*Exercise aim*. Using the data below, return all lines in which "label" appears.

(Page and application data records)
=== Section Start ===

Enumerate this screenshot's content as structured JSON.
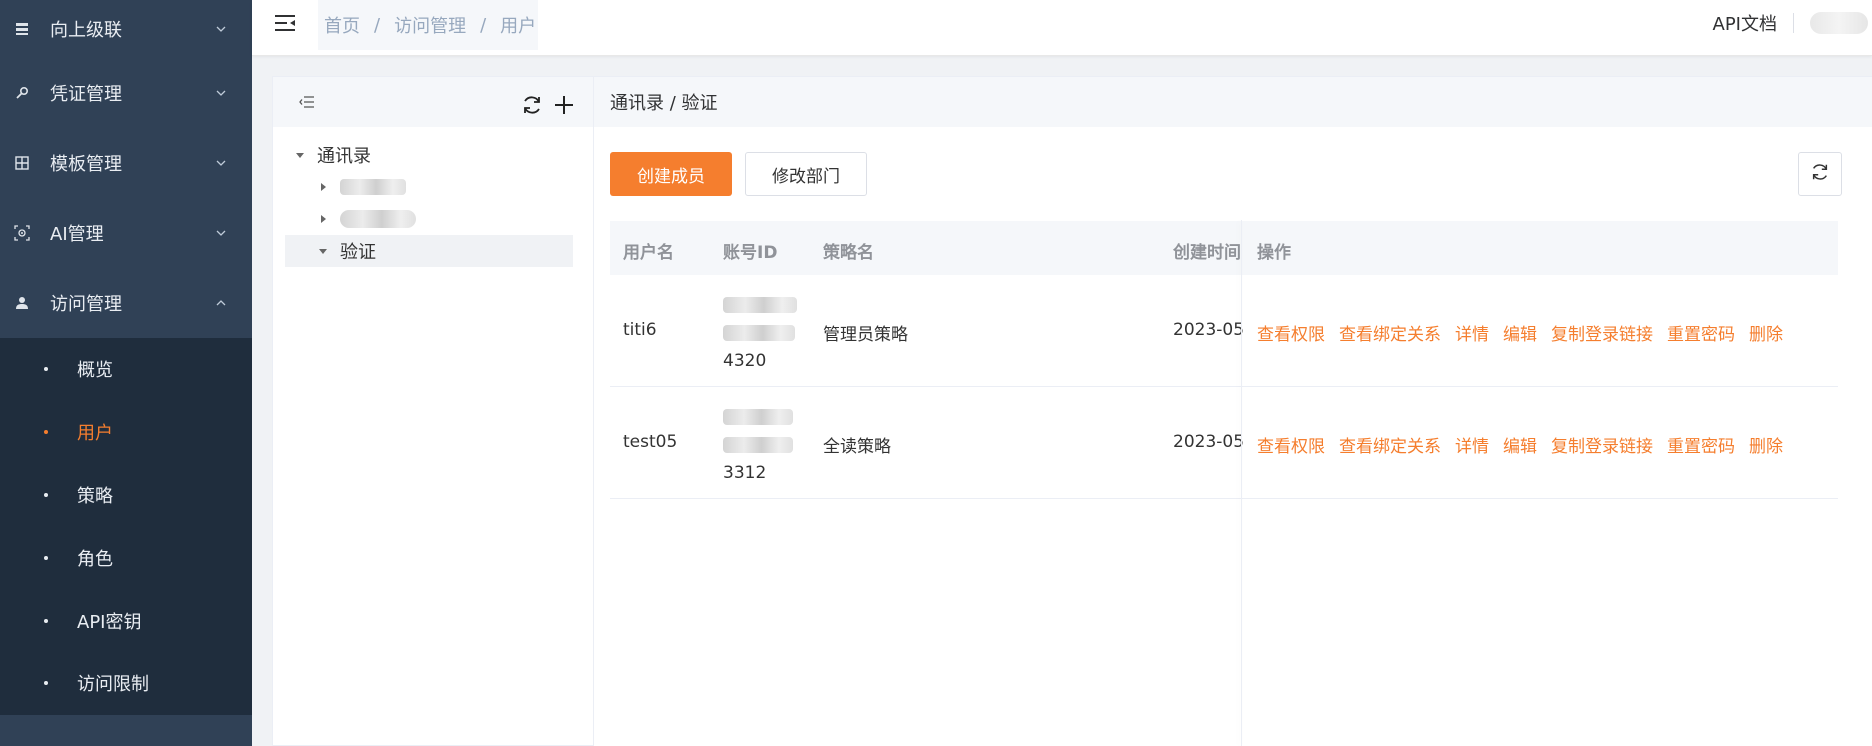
{
  "sidebar": {
    "menu": [
      {
        "label": "向上级联",
        "icon": "list-icon"
      },
      {
        "label": "凭证管理",
        "icon": "key-icon"
      },
      {
        "label": "模板管理",
        "icon": "grid-icon"
      },
      {
        "label": "AI管理",
        "icon": "ai-icon"
      },
      {
        "label": "访问管理",
        "icon": "user-icon"
      }
    ],
    "submenu": [
      {
        "label": "概览"
      },
      {
        "label": "用户"
      },
      {
        "label": "策略"
      },
      {
        "label": "角色"
      },
      {
        "label": "API密钥"
      },
      {
        "label": "访问限制"
      }
    ],
    "active_submenu": "用户",
    "accent_color": "#f57e2e"
  },
  "topbar": {
    "breadcrumb": [
      "首页",
      "访问管理",
      "用户"
    ],
    "separator": "/",
    "api_doc": "API文档"
  },
  "tree": {
    "root": "通讯录",
    "selected": "验证"
  },
  "content": {
    "path": "通讯录 / 验证",
    "create_button": "创建成员",
    "edit_dept_button": "修改部门"
  },
  "table": {
    "columns": [
      "用户名",
      "账号ID",
      "策略名",
      "创建时间",
      "操作"
    ],
    "rows": [
      {
        "username": "titi6",
        "account_id_tail": "4320",
        "policy": "管理员策略",
        "created": "2023-05"
      },
      {
        "username": "test05",
        "account_id_tail": "3312",
        "policy": "全读策略",
        "created": "2023-05"
      }
    ],
    "operations": [
      "查看权限",
      "查看绑定关系",
      "详情",
      "编辑",
      "复制登录链接",
      "重置密码",
      "删除"
    ]
  }
}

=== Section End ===

*Exercise solution*.
        "label": "向上级联",
        "label": "凭证管理",
        "label": "模板管理",
        "label": "AI管理",
        "label": "访问管理",
        "label": "概览"
        "label": "用户"
        "label": "策略"
        "label": "角色"
        "label": "API密钥"
        "label": "访问限制"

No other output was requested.